If the voltage drop across R4 is 1.7 volts then the voltage drop across R3 must be 12  1.7 for a total of 10.3 volts. The current through R3 is the total of the current through R4 (.9ma) and the base current (.1ma) for a total of 1 ma. R3 can now be calculated as follows:
Now that we have calculated all our resistor values, we will select the nearest standard values as indicated below: 
The circuit at right is
the result of our design efforts. 4.7uF capacitors were
use for input and output coupling and slightly larger or
small values could be used satisfactorily. Notice the
optional 4.7uf capacitor across the emitter resistor R2.
This capacitor increases the current gain to the hfe of
the particular transistor used. This emitter bypass
capacitor should only be used when the maximum amount of
gain is desired without regard to a predictable level of
gain. 
Remember, hfe will vary from
transistor to transistor even though they have the same
part number and even if they were produced by the same
manufacturer. It is always better to assume an hfe that
is at least 20% less than that specified by the
manufacturer. One common error that designers make is that they forget to calculate the actual power that each resistor will dissipate in a circuit. Failure to perform these calculations can sometimes result in a resistor exceeding its maximum power level and cause premature resistor failure. This is particularly important for circuits which have collector currents exceeding 40 milliamps. Fortunately, power ratings for each of our resistors in this circuit can be easily calculated as follows:
The preceding calculations indicate that 1/4 watt, 5% resistors are adequate for this design. Although our preceding circuit does have substantial gain, lets design a second stage to the previous circuit to further increase gain. Before we can begin our design we must make those all important design decisions again as indicated below:
Now were ready to calculate our resistor values as follows: R1 = 6/.010 = 600 
We will select standard resistor values as follows:
The circuit at right is the result of our design efforts. 10uF capacitors were use for output coupling and optional emitter bypass. Slightly larger or small capacitor values could also be used satisfactorily.

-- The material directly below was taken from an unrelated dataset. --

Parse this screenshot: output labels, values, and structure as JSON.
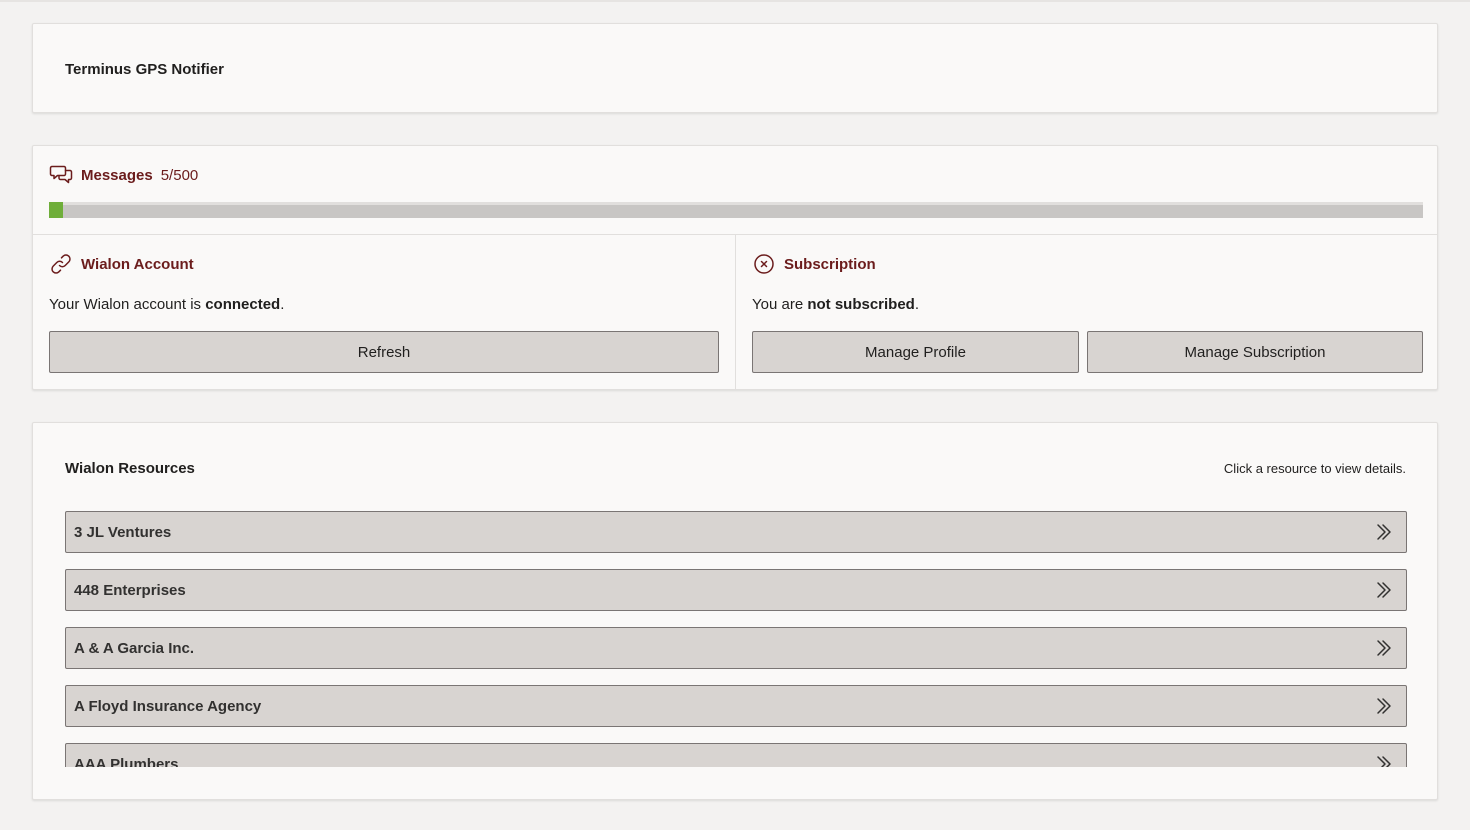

As always, the emitter bypass capacitor should only be used when the maximum amount of gain is desired without regard to a predictable level of gain. 

Vcc  = Supply Voltage  
hfe  = Absolute minimum current gain for the selected transistor  
Ic  = Selected collector current  
Ib  = Ic / hfe (base current)  
Vr1  = 1/2 Vcc  
Vr2  = 5 to 10% of Vcc  
Vr3  = Vcc  .7  Vr2  
Vr4  = .7 + Vr2  
Ir4  = 5 to 10 times Ib  
R1  = 1/2Vcc / Ic  
R2  = Vr2 / (Ic + Ib)  
R3  = (Vcc  .7  Vr2) / (Ir4 + Ib)  
R4  = (.7 + Vr2) / Ir4